Killeen, TX — Once again, the Killeen police department is in the news for the way it is treating the citizens—this time a child—it is sworn to protect. Local taxpayers just shelled out $60,000 to pay for the abusive actions of two of Killeen’s finest after they were seen on video attacking a gay teen who was the victim of a bullying incident.
According to KWTX, U.S. Magistrate Judge Jeffrey C. Manske accepted the settlement filed after the student complained he was brutalized, slammed to the ground during an arrest at 2:55 p.m. April 21, 2016, following an altercation between two students on a Killeen Independent School District bus.
“A body slam is never an approved use of force,” the complaint says. “It is not a recognized ‘takedown’ maneuver under any training provided to Officers Lundt and Frucella.”
Although the incident took place in 2016, it only recently became national news when lawyers for J.W. and his family filed a federal civil rights lawsuit in Waco’s federal court late last year. At the time, the bus driver noticed a fight taking place on her bus. J.W., who students say was being bullied by Travis—in part, because he is reportedly gay—defended himself. The bus driver pulled over, broke up the fight, and then called police to intervene.
Two police officers, Travis Lundt and Stephen Frucella responded.
Upon arrival, the bus driver can be overheard in the security video on the bus telling the police she wants Travis off of her bus and pointed him out to the officers. “I didn’t start shit, bitch,” yelled J.W. Immediately, Lundt and Frucella grabbed J.W. and jerked him off the bus. Still pointing at Travis, one of the officers tossed J.W., body slamming him on the ground.
While it is understandable that police want to immediately control the chaotic situation, and it may even be logical for them to have removed J.W. from the bus first, why they decided to slam the young boy to the ground is incredulous, to say the least. It seems the police officer not only infringed on the student’s right to free speech, but he also injured the boy who was being bullied—not the aggressor.
This is why J.W.’s family sued, according to their lawyer, Robert Ranco. In court documents obtained by KWTX, the lawsuit explained that J.W. was the real victim, and Travis was the aggressor:

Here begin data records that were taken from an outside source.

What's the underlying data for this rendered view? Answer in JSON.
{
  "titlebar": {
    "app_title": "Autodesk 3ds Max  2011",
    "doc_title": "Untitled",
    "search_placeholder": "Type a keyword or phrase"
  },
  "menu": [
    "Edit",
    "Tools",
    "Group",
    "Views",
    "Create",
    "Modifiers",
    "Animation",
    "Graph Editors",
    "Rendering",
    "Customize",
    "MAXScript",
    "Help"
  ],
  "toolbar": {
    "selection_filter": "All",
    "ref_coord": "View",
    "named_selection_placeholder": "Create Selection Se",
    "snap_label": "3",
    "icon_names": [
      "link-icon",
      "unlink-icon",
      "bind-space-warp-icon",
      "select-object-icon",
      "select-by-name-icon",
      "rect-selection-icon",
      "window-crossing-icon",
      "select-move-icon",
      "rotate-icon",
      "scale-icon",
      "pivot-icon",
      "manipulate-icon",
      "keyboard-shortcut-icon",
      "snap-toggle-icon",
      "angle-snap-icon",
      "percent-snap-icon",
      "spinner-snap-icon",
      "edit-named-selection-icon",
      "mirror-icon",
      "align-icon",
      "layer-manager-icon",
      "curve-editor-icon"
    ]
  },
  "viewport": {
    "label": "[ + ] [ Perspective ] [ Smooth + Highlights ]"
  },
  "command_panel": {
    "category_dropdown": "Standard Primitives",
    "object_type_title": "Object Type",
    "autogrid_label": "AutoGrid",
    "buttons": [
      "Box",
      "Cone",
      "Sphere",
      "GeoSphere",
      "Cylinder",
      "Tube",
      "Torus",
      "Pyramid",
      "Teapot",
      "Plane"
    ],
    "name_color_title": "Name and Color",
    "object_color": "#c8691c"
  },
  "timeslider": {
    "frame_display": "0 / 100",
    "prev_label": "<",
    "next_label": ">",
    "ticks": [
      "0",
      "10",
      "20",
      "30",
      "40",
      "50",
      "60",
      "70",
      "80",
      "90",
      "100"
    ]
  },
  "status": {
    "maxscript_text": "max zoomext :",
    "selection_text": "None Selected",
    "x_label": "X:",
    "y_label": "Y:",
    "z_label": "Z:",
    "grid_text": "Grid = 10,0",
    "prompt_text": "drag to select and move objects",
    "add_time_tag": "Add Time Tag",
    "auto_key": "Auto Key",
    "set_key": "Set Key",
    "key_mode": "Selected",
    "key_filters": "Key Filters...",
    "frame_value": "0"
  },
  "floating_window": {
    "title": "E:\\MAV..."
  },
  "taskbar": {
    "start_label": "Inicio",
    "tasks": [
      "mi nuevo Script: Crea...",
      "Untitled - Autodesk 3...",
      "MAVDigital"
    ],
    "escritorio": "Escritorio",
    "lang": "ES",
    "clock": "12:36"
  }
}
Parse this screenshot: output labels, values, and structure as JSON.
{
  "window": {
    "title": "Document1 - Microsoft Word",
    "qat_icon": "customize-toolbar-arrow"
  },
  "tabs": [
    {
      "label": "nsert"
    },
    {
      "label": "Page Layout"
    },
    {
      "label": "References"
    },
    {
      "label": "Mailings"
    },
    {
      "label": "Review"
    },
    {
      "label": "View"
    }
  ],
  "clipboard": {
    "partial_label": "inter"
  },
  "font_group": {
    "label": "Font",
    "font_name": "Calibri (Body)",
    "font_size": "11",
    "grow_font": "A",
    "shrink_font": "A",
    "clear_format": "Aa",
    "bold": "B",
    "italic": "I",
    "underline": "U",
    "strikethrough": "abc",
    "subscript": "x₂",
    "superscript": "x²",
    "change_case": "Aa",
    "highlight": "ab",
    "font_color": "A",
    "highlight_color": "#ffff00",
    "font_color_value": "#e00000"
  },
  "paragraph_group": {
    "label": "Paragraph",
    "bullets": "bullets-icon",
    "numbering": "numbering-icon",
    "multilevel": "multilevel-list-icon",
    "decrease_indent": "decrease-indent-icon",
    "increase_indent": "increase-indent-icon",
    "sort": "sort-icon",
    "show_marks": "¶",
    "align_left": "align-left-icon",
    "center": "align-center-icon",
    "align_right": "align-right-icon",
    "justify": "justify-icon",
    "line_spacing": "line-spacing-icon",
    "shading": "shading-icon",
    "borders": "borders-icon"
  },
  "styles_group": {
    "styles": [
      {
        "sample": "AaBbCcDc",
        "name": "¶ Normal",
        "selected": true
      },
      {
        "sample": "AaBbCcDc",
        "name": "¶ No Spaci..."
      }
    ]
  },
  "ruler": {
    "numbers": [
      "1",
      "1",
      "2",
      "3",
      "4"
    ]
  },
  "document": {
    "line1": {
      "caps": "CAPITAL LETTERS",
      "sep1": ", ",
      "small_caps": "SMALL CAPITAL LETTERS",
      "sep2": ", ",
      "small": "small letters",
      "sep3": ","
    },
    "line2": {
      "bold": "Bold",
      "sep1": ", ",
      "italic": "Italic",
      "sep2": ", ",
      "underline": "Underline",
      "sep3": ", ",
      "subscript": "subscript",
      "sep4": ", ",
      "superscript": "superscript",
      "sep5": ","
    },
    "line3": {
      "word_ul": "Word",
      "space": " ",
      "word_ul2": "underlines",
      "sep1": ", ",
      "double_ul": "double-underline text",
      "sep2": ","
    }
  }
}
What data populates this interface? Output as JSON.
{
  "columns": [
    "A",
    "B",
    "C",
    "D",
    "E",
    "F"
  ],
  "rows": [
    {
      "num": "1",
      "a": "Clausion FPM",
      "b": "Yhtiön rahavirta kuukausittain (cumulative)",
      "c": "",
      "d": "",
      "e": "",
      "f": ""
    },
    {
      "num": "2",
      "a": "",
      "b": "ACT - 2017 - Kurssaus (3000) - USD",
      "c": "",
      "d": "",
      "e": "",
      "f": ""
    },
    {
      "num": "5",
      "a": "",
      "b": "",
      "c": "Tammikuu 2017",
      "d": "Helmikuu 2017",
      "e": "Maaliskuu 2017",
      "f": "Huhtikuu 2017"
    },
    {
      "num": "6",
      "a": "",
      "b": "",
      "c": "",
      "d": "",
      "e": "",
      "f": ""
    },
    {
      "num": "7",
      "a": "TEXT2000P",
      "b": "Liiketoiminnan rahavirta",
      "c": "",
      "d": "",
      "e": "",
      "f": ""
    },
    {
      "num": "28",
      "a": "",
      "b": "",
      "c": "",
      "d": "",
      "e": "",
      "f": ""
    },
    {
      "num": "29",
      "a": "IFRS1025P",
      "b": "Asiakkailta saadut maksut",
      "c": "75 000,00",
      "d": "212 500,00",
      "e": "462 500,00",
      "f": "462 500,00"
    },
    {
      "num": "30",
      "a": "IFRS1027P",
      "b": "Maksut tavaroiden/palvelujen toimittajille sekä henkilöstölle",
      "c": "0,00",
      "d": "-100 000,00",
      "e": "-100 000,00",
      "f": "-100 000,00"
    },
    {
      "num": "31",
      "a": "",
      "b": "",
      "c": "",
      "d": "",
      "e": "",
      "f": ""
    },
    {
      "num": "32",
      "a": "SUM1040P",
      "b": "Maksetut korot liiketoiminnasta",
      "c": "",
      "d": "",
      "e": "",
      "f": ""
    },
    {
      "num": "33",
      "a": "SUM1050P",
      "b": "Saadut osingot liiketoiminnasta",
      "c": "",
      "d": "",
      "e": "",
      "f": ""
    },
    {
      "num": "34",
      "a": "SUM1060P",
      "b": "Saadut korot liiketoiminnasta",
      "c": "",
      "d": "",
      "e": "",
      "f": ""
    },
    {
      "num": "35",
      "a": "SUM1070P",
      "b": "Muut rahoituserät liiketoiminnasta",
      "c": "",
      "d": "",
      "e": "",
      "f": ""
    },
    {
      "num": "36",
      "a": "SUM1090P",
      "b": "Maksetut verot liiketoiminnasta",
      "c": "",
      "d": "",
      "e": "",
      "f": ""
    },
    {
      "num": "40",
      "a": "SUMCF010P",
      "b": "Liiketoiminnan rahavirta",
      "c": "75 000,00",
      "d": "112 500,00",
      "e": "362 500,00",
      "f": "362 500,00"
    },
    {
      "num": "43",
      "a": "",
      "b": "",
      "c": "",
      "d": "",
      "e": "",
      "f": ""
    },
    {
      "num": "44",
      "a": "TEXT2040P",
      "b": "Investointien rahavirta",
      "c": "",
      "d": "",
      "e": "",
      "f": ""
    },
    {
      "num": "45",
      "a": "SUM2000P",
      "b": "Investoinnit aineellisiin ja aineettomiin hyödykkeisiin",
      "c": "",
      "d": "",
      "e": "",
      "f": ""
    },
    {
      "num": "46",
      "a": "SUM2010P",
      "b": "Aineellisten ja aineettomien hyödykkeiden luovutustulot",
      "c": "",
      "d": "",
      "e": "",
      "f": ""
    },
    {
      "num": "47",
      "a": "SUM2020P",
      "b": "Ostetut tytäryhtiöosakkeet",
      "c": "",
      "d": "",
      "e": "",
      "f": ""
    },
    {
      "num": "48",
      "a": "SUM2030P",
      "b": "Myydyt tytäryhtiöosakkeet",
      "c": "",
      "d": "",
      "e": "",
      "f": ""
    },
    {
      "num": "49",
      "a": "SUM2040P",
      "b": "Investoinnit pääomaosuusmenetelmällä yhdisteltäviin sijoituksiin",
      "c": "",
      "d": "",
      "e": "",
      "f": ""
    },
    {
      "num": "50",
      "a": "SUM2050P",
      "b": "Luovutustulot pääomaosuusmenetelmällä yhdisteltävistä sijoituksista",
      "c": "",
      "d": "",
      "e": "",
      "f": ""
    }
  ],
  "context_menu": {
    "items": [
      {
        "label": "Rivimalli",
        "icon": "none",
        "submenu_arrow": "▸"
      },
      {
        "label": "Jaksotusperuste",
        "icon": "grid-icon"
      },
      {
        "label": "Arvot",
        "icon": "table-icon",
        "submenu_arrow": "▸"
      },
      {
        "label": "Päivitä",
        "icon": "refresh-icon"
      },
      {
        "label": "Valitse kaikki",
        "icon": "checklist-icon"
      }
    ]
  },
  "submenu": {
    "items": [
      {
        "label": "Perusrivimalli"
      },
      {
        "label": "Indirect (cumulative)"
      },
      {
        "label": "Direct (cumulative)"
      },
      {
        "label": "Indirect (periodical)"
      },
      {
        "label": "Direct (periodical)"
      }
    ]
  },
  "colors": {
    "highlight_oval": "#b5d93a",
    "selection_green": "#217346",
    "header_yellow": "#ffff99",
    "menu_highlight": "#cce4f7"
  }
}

“Travis picked a fight and physically assaulted J.W. in the back of the bus. J.W. attempted to defend himself. The bus driver pulled the bus over and called the police. The driver then separated the boys, bringing J.W. to the front, and leaving Travis in the back of the bus. The fight stopped.”
Killeen officers claimed in their report that J.W. assaulted them, and therefore had to be physically restrained in the manner in which he was thrown to the ground. The lawsuit disputes their contention that the officers were assaulted — so does the video. The suit reads:
“Despite what the officers wrote in the police report, J.W. was not resisting, was not attempting to get away, and was not a threat to the officers or anyone else at the time J.W. was lifted off the ground and body slammed on the hard pavement. He did not threaten the officers or anyone else. J.W. was never given a chance to comply with any order, as no order or instruction was given.”
The video corroborated J.W.’s story and the subsequent settlement is proof of it. It shows the officers violently slam J.W. to the ground, much to the viewing pleasure of the bus’ occupants, his fellow classmates. Both video and audio evidence appeared to support J.W.’s contention that he was the victim twice in one day—once at the hands of Travis, and another time at the hands of Killeen police.
As TFTP has reported on numerous occasions, police and students simply do not mix well together. Not only are school resource officers often violent when dealing with students in conflict, but they are sometimes the bullies.
Also part of the lawsuit, according to Ranco was a request for an apology. The family simply asked the officers to apologize to the young man they senselessly attacked and injured.
However, the police refused.
“We got a flat refusal,” Ranco said.